* [Exercise brief] Where does the string "width" occur in the records? Copy each line that holds it.

(Items from an interface collection)
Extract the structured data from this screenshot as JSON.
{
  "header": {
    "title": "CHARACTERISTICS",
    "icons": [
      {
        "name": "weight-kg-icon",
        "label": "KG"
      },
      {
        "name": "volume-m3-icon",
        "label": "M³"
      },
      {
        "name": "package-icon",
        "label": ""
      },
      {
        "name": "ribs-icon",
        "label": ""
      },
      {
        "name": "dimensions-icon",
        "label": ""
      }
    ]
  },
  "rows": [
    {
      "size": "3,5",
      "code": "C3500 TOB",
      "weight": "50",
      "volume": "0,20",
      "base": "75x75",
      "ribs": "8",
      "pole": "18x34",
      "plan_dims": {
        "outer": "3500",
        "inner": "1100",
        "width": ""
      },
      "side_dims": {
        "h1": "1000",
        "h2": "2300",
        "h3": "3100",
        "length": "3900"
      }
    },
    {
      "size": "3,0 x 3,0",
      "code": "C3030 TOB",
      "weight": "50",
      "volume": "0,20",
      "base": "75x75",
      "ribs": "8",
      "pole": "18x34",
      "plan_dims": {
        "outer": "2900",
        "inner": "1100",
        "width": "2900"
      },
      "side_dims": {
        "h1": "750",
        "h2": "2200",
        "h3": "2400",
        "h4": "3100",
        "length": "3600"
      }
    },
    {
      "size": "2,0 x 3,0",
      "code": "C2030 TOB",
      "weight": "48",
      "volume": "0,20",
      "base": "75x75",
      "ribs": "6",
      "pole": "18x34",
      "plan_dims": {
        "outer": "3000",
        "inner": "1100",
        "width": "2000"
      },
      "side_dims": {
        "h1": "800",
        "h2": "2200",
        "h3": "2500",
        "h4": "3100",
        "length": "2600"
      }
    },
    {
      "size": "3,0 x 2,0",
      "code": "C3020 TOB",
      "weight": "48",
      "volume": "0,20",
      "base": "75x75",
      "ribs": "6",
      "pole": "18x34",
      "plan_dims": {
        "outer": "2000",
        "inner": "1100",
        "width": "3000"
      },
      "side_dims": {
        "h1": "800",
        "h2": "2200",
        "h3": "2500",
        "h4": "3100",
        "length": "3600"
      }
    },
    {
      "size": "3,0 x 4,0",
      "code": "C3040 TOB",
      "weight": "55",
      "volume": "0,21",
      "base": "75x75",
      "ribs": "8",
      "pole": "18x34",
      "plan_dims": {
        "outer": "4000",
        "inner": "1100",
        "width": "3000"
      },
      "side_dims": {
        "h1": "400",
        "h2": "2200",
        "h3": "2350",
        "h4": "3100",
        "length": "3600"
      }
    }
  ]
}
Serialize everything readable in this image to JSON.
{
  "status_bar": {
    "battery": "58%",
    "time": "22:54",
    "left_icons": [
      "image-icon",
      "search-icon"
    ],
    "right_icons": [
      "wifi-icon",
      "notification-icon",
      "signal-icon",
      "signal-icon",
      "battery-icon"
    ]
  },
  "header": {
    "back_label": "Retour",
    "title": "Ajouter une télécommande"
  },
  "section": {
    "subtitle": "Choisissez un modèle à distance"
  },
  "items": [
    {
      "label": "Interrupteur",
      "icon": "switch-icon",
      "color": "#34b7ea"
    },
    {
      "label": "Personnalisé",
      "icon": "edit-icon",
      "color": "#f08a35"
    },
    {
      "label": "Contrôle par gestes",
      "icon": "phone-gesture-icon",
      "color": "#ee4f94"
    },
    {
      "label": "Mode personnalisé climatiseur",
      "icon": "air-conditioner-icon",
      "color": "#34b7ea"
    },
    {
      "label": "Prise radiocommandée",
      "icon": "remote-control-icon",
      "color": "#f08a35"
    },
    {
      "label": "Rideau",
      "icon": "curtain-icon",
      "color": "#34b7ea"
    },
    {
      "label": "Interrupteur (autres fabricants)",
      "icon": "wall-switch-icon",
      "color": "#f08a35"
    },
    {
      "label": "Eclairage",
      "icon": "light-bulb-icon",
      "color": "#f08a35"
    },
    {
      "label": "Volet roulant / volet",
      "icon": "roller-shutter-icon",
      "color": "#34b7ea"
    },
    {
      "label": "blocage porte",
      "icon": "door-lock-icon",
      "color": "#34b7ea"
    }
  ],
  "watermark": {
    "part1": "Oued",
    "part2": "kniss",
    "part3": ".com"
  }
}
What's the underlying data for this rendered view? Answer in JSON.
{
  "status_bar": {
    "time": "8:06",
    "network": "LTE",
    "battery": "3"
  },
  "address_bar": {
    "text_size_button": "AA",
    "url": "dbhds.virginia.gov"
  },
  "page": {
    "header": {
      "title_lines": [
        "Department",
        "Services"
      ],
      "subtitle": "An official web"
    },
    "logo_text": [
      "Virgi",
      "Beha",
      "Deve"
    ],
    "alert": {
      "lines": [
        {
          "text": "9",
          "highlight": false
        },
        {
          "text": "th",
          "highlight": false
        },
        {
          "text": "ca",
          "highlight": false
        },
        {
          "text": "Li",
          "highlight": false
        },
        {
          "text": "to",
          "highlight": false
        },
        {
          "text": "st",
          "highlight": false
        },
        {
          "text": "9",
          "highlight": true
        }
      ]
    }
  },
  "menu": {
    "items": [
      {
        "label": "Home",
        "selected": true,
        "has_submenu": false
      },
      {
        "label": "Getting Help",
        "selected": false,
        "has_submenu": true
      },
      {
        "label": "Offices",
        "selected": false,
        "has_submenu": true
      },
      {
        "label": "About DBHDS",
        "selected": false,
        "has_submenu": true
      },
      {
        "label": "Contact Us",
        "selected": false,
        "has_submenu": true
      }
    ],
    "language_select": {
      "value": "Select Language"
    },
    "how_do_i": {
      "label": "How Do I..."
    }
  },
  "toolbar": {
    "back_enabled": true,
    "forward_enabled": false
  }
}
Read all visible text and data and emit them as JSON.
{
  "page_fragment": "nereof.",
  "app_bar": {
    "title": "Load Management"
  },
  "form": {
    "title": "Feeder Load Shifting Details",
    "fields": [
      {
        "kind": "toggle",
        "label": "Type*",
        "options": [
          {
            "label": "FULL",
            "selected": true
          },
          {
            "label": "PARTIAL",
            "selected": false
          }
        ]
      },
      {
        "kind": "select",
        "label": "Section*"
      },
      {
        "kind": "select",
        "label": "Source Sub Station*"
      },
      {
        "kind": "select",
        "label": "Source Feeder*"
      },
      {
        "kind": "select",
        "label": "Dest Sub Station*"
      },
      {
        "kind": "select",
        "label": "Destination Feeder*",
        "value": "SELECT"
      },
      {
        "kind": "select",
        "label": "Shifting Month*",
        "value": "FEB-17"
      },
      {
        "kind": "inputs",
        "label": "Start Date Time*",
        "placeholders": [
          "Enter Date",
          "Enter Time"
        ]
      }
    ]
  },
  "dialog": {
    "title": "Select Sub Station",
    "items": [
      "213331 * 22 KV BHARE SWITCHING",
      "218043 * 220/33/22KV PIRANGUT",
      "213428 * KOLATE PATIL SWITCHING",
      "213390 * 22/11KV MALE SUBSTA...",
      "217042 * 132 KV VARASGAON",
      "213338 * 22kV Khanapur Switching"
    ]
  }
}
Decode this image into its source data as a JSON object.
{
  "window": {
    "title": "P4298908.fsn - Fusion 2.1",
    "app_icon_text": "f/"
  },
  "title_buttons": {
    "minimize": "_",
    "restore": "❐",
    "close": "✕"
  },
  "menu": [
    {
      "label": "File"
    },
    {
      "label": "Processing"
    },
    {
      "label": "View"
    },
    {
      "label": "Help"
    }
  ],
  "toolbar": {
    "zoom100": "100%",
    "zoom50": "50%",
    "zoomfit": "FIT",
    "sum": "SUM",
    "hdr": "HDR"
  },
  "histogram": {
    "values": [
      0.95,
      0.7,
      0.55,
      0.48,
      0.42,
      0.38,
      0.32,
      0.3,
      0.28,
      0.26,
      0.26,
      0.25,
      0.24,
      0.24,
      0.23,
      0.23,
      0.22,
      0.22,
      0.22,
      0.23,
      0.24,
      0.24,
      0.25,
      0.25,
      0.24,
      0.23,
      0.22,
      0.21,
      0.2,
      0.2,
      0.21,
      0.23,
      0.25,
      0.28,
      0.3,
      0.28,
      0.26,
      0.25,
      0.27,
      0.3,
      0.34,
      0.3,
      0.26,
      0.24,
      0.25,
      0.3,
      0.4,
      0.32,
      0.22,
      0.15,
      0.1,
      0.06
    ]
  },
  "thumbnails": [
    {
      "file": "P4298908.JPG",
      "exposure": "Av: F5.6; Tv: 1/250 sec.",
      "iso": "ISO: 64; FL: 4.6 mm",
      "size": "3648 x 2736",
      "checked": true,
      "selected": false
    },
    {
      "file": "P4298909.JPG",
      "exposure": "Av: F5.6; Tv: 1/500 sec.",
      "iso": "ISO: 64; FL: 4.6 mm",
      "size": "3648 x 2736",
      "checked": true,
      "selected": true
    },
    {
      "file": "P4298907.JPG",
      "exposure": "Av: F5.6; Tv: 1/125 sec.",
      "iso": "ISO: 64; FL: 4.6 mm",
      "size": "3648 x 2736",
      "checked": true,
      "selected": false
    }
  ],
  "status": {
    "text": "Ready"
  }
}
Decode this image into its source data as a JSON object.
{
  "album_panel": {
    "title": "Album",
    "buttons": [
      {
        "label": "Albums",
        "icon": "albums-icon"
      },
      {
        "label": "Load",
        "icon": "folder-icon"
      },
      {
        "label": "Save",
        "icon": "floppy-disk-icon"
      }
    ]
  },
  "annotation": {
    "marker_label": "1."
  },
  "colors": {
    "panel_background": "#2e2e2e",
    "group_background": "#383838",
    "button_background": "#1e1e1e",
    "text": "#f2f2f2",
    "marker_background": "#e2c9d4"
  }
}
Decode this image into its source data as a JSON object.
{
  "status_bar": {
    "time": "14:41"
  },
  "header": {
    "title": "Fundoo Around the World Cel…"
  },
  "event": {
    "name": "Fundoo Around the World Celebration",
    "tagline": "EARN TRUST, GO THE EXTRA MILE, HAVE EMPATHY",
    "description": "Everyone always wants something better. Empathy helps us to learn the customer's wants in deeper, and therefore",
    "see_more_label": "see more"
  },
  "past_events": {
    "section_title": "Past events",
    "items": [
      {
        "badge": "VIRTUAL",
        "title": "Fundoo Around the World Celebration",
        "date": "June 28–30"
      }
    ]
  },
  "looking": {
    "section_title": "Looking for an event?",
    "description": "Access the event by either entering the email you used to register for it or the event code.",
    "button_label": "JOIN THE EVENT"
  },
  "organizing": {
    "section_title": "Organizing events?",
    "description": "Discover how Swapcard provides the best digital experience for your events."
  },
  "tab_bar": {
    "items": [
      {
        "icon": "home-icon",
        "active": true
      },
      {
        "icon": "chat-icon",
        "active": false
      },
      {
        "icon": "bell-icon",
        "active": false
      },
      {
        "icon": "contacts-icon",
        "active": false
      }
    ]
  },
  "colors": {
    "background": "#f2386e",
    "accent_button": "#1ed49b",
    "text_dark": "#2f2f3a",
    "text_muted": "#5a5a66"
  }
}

* [Task result]
        "width": ""
        "width": "2900"
        "width": "2000"
        "width": "3000"
        "width": "3000"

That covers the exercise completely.